English professor Lois Ann Abraham gives insight on her book, ‘Circus Girl and Other Stories’


Author and ARC professor Lois Anne Abraham published her book of short stories, “Circus Girl and Other Stories,” this year.

Joseph Daniels and Joseph Daniels

Usually an author would approach a publisher to have their book published, but it was a different story for American River College professor Lois Ann Abraham.

ARC’s house publisher, Ad Lumen Press, published Professor’s Abraham’s collection of short stories, “Circus Girl and Other Stories” this year.

“Ad Lumen Press, which is sort of me and (ARC English professor) Christian Kiefer–he read many of my short stories and he said, ‘Let’s do a collection,’” said Abraham.

“I don’t like the business of writing. It makes me all insecure and weird. That is common amongst writers. It’s hard to be an entrepreneur and a creator at the same time.”

Kiefer said, “She and I shared an office … I knew she was writing short fiction, and she shared with me, and I asked for more, and I finally I just asked her to print it all and I read it all and I thought, ‘This would make a great book’.

“When we started the press here, she was one of the three or four books we were for sure we wanted to do first.”

The titular story, “Circus Girl,” was originally titled “The Use of Circumstance” and was initially a reaction to a short story by William Carlos Williams called “The Use of Force,” which features a doctor who forced a child’s mouth open with a spoon to see if she had diphtheria.

Abraham talked about the evolution of “Circus Girl.”

“The characters didn’t even have names in the first version, it was just ‘he’ and ‘she,’” said Abraham.

“I think she was from the circus for about two sentences, and then we’re doing this collection, and I talked with my sister about it in the hotel in Martinique and realized this had to have much more circus in it, even though I didn’t get the title ‘Circus Girl,’ yet.

“If it’s going to have Calliope in it and the clown thing, it has to be a lot stronger.”

Moving from the writing to the actual layout of the book was a process as well, said Abraham.

“The editorial board put together an order in which they thought it should be in. I totally disagreed with it, so we went my way.

“The way I thought about it was, so much of my writing is … about a voice, it’s about a teller of a story. I don’t want the “I” in one story to get confused with another “I” in another story, so some of them are in third person. That’s why it goes from third person to first person to third person.”

Tammy Ballard, an acquaintance of Abraham, said she gave a copy of “Circus Girl” to a woman who Ballard felt could use the book.

“I met a young lady who was really angry, a young teenage girl,” said Ballard.

“She was having some problems, and I read (‘Circus Girl’), and thought there are some stories that would be good for her.

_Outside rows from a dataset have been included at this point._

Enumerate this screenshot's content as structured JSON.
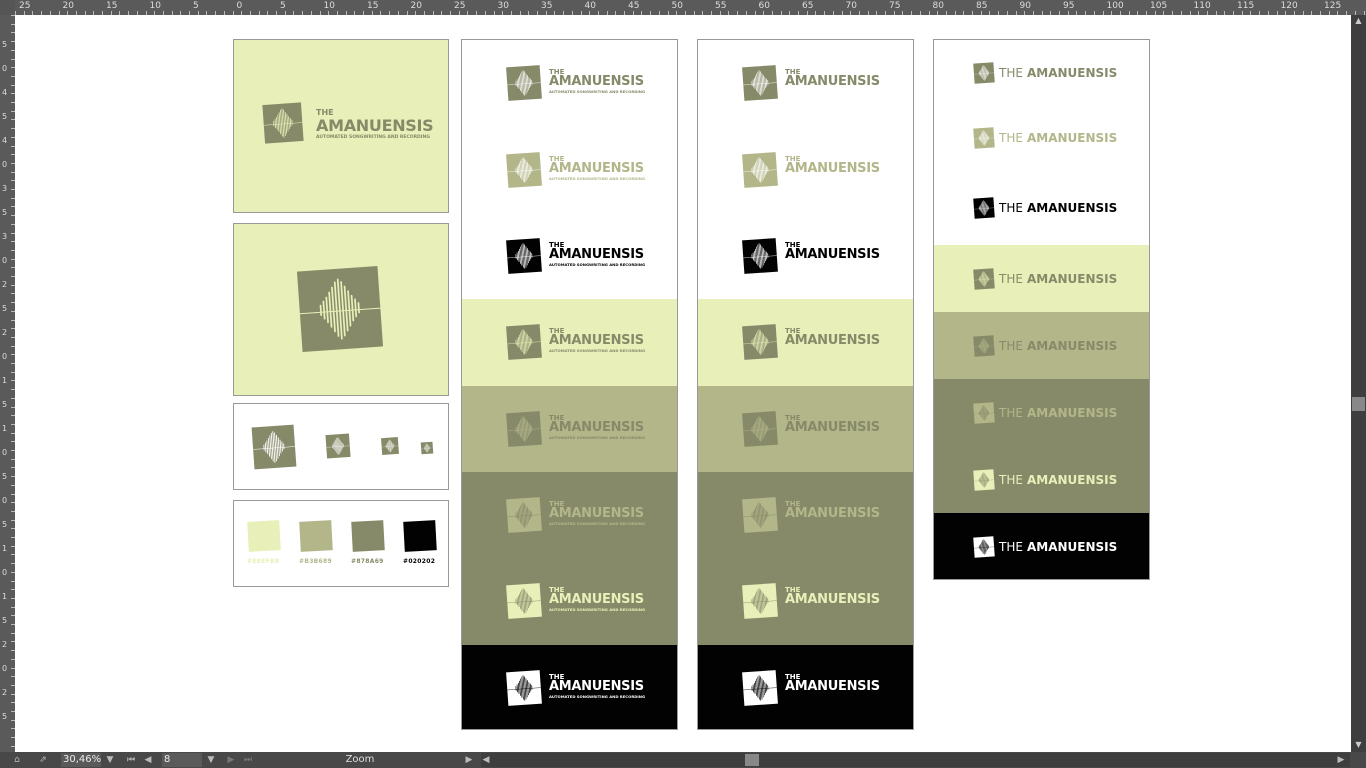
{
  "brand": {
    "the": "THE",
    "name": "AMANUENSIS",
    "tagline": "AUTOMATED SONGWRITING AND RECORDING",
    "inline_the": "THE",
    "inline_name": "AMANUENSIS"
  },
  "colors": {
    "cream": "#E8EFB8",
    "sage": "#B3B689",
    "olive": "#878A69",
    "black": "#020202",
    "white": "#FFFFFF"
  },
  "swatches": [
    {
      "hex": "#E8EFB8",
      "label": "#E8EFB8"
    },
    {
      "hex": "#B3B689",
      "label": "#B3B689"
    },
    {
      "hex": "#878A69",
      "label": "#878A69"
    },
    {
      "hex": "#020202",
      "label": "#020202"
    }
  ],
  "ruler": {
    "top_labels": [
      "25",
      "20",
      "15",
      "10",
      "5",
      "0",
      "5",
      "10",
      "15",
      "20",
      "25",
      "30",
      "35",
      "40",
      "45",
      "50",
      "55",
      "60",
      "65",
      "70",
      "75",
      "80",
      "85",
      "90",
      "95",
      "100",
      "105",
      "110",
      "115",
      "120",
      "125"
    ],
    "left_labels": [
      "5",
      "0",
      "4",
      "5",
      "4",
      "0",
      "3",
      "5",
      "3",
      "0",
      "2",
      "5",
      "2",
      "0",
      "1",
      "5",
      "1",
      "0",
      "5",
      "0",
      "5",
      "1",
      "0",
      "1",
      "5",
      "2",
      "0",
      "2",
      "5"
    ]
  },
  "status": {
    "zoom_value": "30,46%",
    "page_value": "8",
    "mode_label": "Zoom",
    "prev_icon": "◀",
    "next_icon": "▶",
    "first_icon": "⏮",
    "last_icon": "⏭",
    "dropdown_icon": "▼"
  }
}
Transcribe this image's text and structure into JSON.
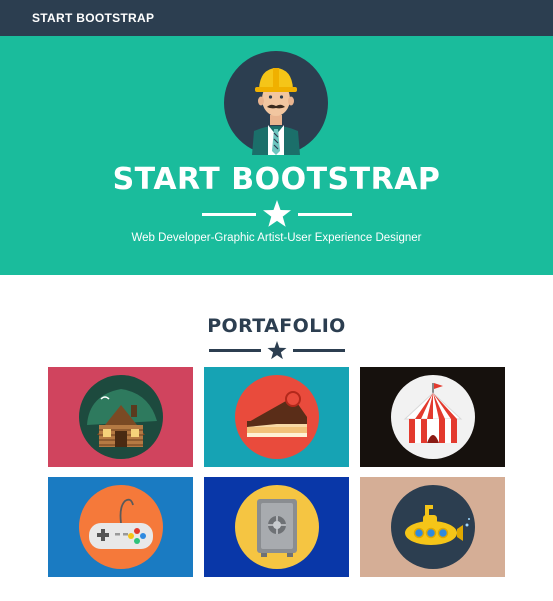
{
  "navbar": {
    "brand": "START BOOTSTRAP"
  },
  "masthead": {
    "title": "START BOOTSTRAP",
    "subtitle": "Web Developer-Graphic Artist-User Experience Designer",
    "icon": "star-icon",
    "avatar_icon": "construction-worker-avatar"
  },
  "portfolio": {
    "title": "PORTAFOLIO",
    "icon": "star-icon",
    "items": [
      {
        "icon": "cabin-icon",
        "bg": "#d0445e"
      },
      {
        "icon": "cake-icon",
        "bg": "#16a3b4"
      },
      {
        "icon": "circus-tent-icon",
        "bg": "#16110d"
      },
      {
        "icon": "game-controller-icon",
        "bg": "#1a7bc2"
      },
      {
        "icon": "safe-icon",
        "bg": "#0937a8"
      },
      {
        "icon": "submarine-icon",
        "bg": "#d5ae96"
      }
    ]
  },
  "colors": {
    "navbar": "#2c3e50",
    "masthead": "#1abc9c",
    "text_dark": "#2c3e50",
    "white": "#ffffff"
  }
}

Clearly she had no one to talk to. She’s been writing and she’s been coming to me once a week now, and she’s letting out. It’s not even about talent, she’s never been opened up to literature and art.”

“I never thought of it as useful in that way,” Abraham said.

Kiefer said, “‘Mi Casa’ was one of the first ones I read, I loved that story. There is not a story in here I just don’t love, really. I started with ‘Circus Girl,’ … there is some sort of immediacy in that story that I think captures the tone and the themes in that book. For me that is the gateway drug to the Lois Anne addiction.”

A story at the end of the book called “The Iris in the Garden” is the fourth chapter from the novel Abraham is currently working on called “Stillscape With Ashes,” about a female painter set in the early 1900s in Martinique.

Abraham has also finished a novel called “Tina Goes to Heaven” that has yet to be published.

“I am still looking an agent for that, a publisher, it’s really miserable business to find an agent,” said Abraham.